What if my water breaks but I am not experiencing contractions?
If your water bag breaks but you are not experiencing contractions, it is still important to contact your healthcare provider. They will provide guidance on next steps.10
Regina Victoria Boyles, MD
Manila Doctors Hospital
- Different Types of Childbirth
- Pregnancy Exercises That Ease Your Labour
- Checklist for Pregnancy, Labour and Delivery
- Ready to pop? Know the Signs of Labour & Facilitate Delivery
NHS UK. Signs that labour has begun. Page last reviewed: 30 November 2020. Next review due: 30 November 2023. Retrieved from https://www.nhs.uk/pregnancy/labour-and-birth/signs-of-labour/signs-that-labour-has-begun/.
- Pregnancy, Birth and Baby. Giving Birth. Early Signs of Labour. Last reviewed: November 2021. Retrieved from https://www.pregnancybirthbaby.org.au/giving-birth-early-signs-of-labour.
Healthy Moms and Strong Babies. Contractions and Signs of Labour. Last reviewed: December, 2018. Retrieved from https://www.marchofdimes.org/find-support/topics/birth/contractions-and-signs-labor.
Medline Plus. What to bring to your labour and delivery. Review Date 4/19/2022. Updated by: John D. Jacobson, MD, Department of Obstetrics and Gynecology, Loma Linda University School of Medicine, Loma Linda, CA. Also reviewed by David C. Dugdale, MD, Medical Director, Brenda Conaway, Editorial Director, and the A.D.A.M. Editorial team. Retrieved from https://medlineplus.gov/ency/patientinstructions/000543.htm.
Sandwell and West Birmingham Hospitals. Labour: What happens and how it can be managed. Issue Date: October 2013. Review Date: October 2015. Retrieved from http://www.swbh.nhs.uk/wp-content/uploads/2012/07/Labour-What-happens-and-how-it-can-be-managed-ML42463.pdf.
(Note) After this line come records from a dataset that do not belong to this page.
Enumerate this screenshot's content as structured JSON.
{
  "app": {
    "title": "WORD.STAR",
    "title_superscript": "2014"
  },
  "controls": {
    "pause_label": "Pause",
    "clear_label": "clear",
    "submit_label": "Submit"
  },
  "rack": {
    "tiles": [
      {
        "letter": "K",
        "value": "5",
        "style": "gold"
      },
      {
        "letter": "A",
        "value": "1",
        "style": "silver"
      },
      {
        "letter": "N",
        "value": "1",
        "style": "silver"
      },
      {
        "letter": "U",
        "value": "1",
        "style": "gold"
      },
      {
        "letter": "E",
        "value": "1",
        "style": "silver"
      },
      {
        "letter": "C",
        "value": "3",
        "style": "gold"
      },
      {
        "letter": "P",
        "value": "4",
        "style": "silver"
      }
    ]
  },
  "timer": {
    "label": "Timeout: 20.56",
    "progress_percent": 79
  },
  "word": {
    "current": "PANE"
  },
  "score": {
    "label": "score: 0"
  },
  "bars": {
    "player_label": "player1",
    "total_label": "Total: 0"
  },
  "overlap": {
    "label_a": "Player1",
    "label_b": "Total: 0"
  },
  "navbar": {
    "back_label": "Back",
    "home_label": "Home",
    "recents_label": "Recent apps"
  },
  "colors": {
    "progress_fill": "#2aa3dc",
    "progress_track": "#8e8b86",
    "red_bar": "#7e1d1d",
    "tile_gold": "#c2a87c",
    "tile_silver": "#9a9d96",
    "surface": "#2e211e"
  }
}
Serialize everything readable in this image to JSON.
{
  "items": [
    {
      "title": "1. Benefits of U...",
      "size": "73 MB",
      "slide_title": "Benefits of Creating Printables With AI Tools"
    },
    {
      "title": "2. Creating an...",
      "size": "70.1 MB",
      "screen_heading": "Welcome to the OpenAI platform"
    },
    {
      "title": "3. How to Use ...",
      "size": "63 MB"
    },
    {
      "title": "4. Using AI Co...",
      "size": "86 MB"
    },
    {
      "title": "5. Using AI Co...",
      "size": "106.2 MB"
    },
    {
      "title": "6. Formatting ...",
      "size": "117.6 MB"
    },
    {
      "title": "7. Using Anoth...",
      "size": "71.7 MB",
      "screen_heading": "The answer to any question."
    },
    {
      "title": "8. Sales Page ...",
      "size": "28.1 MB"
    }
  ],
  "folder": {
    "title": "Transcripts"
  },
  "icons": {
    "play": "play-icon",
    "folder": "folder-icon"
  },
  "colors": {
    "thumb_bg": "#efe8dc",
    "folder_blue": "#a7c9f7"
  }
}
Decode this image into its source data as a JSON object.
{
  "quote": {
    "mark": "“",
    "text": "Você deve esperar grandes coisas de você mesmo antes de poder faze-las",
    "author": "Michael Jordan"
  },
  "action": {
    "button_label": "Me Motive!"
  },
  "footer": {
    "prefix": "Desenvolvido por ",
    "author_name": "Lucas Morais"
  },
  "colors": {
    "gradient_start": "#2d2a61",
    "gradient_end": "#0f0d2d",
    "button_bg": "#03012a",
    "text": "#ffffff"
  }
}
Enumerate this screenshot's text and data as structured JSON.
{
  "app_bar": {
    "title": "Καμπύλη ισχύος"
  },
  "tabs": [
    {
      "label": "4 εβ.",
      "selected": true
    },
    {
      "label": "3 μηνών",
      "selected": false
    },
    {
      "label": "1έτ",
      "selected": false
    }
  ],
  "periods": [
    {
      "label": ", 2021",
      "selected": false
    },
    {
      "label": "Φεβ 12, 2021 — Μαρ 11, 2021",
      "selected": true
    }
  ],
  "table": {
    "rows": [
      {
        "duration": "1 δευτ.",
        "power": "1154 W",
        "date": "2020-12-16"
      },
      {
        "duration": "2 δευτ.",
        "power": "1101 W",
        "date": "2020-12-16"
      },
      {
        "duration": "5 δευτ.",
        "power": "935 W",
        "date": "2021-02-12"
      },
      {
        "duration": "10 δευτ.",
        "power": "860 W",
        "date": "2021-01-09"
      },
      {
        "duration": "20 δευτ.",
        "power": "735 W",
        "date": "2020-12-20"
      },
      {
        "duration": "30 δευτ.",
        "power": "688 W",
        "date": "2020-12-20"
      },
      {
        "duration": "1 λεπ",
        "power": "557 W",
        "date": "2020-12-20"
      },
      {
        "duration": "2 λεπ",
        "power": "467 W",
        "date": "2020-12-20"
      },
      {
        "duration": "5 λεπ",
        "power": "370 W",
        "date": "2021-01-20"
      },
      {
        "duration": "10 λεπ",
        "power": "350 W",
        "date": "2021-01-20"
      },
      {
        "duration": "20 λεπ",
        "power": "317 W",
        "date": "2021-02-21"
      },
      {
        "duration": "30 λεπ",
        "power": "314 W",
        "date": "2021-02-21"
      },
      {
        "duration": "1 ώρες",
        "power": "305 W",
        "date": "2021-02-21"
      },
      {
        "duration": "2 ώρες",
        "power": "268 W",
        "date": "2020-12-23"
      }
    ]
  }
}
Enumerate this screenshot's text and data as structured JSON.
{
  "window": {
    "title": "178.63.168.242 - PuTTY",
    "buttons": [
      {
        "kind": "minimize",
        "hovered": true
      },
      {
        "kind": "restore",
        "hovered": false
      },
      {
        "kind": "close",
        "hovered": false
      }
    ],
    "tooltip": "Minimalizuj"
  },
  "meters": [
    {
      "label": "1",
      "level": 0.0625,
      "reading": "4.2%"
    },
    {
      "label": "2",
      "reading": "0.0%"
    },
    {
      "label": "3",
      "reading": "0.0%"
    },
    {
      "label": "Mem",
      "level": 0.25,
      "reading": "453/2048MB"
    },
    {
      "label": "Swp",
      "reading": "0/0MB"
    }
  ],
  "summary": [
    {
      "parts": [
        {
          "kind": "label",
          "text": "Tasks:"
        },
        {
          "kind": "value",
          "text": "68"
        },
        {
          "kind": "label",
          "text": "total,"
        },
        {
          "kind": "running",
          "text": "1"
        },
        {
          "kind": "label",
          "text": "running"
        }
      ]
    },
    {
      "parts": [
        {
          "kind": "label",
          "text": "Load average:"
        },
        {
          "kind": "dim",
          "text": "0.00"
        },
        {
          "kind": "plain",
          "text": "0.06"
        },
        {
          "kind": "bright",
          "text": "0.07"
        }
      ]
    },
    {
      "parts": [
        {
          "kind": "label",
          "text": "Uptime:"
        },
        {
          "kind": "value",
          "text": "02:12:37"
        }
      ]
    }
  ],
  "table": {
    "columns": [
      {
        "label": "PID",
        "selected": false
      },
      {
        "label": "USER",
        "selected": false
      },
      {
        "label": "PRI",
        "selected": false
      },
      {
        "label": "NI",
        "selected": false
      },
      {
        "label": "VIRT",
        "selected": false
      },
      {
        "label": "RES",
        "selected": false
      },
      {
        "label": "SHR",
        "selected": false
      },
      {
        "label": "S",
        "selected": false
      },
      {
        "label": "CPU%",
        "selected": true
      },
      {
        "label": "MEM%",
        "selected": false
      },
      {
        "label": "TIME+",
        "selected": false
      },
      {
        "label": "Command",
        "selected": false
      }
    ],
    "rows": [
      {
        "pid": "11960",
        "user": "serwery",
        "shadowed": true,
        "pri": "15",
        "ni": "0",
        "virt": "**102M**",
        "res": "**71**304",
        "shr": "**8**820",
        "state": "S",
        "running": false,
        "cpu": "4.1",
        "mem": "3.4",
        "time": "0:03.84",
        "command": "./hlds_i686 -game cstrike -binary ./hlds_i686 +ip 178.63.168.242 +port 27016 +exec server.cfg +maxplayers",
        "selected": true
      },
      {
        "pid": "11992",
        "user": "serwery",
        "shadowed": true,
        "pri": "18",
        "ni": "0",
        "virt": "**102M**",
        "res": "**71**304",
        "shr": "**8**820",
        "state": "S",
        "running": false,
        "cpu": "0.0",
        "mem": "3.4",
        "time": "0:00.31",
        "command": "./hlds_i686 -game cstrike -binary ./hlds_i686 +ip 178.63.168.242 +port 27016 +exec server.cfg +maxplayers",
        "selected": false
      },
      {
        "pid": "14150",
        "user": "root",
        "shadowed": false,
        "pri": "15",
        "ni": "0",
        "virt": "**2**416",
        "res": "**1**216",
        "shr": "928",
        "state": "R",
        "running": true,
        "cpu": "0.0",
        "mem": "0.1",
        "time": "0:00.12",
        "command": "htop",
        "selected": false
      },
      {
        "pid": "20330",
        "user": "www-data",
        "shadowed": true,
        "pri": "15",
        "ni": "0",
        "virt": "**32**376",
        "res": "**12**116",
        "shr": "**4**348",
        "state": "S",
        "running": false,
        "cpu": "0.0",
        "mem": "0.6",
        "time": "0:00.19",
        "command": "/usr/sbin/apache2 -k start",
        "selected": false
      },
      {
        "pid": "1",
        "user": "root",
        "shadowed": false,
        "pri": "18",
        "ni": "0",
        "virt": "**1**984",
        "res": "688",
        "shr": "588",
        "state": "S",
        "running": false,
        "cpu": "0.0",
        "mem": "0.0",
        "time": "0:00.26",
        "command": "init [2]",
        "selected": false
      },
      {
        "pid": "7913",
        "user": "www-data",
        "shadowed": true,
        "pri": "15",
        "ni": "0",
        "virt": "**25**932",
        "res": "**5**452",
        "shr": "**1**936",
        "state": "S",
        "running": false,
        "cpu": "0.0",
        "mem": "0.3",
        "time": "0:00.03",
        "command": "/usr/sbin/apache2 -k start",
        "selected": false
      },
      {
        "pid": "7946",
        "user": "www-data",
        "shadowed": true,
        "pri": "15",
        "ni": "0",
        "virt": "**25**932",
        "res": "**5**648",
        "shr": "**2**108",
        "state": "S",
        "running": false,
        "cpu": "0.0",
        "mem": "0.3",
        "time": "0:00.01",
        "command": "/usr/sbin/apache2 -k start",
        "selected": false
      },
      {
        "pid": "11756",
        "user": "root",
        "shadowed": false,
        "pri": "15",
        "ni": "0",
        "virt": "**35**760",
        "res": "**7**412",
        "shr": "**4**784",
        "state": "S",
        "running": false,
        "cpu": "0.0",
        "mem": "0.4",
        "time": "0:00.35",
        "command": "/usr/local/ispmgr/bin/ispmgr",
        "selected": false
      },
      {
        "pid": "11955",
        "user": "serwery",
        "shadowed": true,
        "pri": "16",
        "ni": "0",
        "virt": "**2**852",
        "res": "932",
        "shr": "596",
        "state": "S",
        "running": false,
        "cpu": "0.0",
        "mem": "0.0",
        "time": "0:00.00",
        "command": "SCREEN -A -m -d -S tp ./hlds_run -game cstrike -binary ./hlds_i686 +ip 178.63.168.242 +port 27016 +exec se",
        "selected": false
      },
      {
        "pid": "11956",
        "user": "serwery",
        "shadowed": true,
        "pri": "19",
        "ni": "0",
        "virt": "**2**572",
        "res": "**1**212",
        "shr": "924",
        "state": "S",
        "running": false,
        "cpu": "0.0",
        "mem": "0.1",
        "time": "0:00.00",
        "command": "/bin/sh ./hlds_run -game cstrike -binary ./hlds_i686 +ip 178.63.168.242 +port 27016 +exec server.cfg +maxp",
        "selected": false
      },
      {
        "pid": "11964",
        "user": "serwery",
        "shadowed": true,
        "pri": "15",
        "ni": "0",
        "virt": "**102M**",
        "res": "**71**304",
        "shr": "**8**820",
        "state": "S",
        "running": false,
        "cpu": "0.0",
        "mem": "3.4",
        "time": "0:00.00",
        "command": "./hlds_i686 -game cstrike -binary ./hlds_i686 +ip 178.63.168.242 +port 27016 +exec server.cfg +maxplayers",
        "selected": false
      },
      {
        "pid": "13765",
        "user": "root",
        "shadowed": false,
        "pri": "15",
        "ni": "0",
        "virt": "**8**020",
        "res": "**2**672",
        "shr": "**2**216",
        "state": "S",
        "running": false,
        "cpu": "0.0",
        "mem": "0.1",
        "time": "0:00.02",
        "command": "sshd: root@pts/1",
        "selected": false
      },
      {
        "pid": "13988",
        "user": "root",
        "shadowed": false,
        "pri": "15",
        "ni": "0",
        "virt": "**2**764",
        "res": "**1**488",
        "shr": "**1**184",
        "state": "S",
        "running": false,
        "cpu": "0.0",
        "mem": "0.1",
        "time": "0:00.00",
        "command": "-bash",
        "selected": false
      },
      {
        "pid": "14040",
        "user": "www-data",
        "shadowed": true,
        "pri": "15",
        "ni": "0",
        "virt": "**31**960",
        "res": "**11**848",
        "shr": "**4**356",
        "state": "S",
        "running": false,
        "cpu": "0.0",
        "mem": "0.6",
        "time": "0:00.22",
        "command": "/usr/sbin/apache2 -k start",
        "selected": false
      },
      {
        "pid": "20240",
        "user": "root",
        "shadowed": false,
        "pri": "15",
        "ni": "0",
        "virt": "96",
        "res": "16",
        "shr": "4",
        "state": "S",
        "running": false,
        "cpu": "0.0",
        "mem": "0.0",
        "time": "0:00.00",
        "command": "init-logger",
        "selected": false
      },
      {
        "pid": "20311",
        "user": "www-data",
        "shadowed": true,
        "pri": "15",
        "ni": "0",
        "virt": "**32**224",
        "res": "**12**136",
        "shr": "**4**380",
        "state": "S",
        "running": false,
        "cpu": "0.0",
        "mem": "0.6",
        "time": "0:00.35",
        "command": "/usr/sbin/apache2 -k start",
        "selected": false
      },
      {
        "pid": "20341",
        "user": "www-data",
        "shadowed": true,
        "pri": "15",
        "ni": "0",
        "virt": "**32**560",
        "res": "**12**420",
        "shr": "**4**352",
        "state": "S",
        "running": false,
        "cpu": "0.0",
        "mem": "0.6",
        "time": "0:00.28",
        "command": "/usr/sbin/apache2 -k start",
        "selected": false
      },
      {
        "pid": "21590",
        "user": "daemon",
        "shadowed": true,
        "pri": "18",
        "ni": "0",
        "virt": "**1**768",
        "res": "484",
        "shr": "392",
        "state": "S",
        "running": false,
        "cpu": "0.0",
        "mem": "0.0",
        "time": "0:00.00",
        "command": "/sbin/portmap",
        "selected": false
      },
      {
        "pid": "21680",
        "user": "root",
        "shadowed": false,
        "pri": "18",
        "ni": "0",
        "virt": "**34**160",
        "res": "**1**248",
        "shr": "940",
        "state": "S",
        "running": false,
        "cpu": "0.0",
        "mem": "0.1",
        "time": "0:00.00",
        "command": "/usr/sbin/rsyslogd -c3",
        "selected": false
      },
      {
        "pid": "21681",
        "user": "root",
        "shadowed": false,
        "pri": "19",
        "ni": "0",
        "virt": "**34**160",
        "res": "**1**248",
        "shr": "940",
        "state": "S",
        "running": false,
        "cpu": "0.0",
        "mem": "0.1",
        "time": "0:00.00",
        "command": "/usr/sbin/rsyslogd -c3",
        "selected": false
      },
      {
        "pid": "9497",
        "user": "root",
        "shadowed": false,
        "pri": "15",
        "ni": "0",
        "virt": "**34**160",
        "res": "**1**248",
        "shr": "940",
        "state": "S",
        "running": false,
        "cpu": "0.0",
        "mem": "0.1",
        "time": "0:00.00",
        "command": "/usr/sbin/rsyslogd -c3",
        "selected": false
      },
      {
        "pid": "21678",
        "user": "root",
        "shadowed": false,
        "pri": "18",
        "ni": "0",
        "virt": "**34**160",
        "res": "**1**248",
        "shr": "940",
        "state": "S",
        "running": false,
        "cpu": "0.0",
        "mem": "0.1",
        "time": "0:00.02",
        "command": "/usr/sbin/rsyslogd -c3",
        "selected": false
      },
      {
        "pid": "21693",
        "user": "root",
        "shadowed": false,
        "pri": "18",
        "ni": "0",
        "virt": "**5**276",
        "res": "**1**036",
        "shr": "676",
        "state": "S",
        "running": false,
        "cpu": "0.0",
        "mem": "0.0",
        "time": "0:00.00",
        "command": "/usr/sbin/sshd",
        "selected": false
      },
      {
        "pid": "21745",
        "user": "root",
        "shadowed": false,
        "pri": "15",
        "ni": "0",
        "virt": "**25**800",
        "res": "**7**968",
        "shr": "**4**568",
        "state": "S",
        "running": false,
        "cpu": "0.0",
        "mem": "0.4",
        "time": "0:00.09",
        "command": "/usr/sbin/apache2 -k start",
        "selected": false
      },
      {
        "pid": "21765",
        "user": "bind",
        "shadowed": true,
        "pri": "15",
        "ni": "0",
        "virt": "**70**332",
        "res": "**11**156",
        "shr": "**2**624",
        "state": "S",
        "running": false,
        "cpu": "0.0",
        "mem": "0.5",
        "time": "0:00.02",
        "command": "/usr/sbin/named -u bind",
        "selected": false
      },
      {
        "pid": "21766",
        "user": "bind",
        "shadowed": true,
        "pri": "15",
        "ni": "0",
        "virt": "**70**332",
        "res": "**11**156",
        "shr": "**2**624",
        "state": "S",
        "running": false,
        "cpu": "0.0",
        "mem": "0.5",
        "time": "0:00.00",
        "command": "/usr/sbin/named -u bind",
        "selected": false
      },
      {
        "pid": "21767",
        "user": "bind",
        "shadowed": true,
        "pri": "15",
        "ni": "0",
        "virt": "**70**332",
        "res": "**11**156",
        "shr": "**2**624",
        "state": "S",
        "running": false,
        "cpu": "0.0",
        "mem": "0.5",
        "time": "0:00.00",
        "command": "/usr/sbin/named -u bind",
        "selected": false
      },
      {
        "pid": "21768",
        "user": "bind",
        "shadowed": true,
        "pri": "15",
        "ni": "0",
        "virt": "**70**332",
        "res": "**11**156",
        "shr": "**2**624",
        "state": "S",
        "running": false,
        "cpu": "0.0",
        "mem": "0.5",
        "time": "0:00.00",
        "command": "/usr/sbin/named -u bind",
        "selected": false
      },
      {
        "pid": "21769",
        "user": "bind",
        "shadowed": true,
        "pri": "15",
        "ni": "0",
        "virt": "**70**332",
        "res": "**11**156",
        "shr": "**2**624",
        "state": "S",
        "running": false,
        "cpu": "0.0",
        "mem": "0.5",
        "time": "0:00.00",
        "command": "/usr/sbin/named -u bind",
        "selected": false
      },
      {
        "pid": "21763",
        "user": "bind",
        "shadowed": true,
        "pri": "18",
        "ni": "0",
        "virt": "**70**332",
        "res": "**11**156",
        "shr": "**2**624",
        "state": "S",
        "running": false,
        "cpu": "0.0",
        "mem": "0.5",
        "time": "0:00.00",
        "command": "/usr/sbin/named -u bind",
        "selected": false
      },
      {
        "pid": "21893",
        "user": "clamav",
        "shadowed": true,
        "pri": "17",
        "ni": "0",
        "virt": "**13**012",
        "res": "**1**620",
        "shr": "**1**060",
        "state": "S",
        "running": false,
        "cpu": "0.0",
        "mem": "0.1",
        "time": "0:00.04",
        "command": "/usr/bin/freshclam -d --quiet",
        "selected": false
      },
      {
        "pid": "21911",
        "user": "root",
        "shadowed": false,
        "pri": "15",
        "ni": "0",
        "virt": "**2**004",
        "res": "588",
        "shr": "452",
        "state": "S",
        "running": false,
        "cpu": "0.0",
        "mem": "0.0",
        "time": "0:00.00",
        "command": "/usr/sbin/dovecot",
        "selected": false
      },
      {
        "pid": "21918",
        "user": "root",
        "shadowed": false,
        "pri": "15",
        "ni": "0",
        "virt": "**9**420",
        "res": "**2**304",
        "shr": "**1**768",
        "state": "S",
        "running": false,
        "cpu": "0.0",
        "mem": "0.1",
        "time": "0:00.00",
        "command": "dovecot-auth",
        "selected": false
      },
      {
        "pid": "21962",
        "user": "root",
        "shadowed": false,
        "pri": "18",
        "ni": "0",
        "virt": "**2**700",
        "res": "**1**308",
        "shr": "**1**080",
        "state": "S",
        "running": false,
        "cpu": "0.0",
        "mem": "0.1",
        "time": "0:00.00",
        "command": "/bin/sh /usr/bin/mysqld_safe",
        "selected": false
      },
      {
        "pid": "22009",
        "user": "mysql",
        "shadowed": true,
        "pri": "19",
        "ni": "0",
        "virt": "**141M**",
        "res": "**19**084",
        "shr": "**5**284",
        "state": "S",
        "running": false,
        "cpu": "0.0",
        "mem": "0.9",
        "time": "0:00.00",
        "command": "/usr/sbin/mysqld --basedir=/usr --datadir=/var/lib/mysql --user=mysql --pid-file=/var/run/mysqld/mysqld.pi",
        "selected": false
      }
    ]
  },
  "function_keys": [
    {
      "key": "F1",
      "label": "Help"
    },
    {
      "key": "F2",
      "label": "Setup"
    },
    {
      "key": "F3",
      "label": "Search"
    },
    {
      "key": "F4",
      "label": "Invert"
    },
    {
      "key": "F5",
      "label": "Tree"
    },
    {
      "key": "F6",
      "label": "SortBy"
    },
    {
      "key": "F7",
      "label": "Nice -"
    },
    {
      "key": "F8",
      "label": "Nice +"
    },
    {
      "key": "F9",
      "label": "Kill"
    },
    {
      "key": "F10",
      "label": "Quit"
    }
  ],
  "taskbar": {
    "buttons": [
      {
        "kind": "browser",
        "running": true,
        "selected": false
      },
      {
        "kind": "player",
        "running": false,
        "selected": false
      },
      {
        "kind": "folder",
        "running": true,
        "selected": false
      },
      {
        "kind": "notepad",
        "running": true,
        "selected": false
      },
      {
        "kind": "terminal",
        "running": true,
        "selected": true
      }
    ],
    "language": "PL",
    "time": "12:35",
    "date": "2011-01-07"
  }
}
- Breathing exercises and visualization. © 2023 Beaumont Health. https://www.beaumont.org/treatments/breathing-exercises-visualization.
s.Pelvic floor muscle training for prevention and treatment of urinary and faecal incontinence in antenatal and postnatal women. 2017 Dec; 2017(12): CD007471. Published online 2017 Dec 22. Stephanie J Woodley,corresponding author Rhianon Boyle, June D Cody, Siv Mørkved, and E Jean C Hay-Smith. https://www.ncbi.nlm.nih.gov/pmc/articles/PMC6486304/.
x. Maintaining a healthy pregnancy. Medically reviewed by Stacy Sampson, D.O. - By Tracy Stickler - Updated on July 9, 2020. © 2023 Healthline Media LLC. https://www.healthline.com/health/pregnancy/healthy-pregnancy#weight-gain.
h. Exercise tips for pregnancy. Medically reviewed by Daniel Bubnis, M.S., NASM-CPT, NASE Level II-CSS, Fitness - By Angel Miller - Updated on May 31, 2023. https://www.medicalnewstoday.com/articles/290217.
Cochrane. Eating and Drinking During Labour. Published: 22 August 2013. Authors: Singata M, Tranmer J, Gyte GML. Retrieved from https://www.cochrane.org/CD003930/PREG_eating-and-drinking-in-labour.
- NCBI. Pain management for women in labour: an overview of systematic reviews. 2012 Mar; 2012(3): CD009234. Published online 2012 Mar 14. Retrieved from https://www.ncbi.nlm.nih.gov/pmc/articles/PMC7132546/
My Cleveland Clinic. Labour and delivery. Last reviewed by a Cleveland Clinic medical professional on 02/16/2022. Retrieved from https://my.clevelandclinic.org/health/articles/9676-labor-delivery.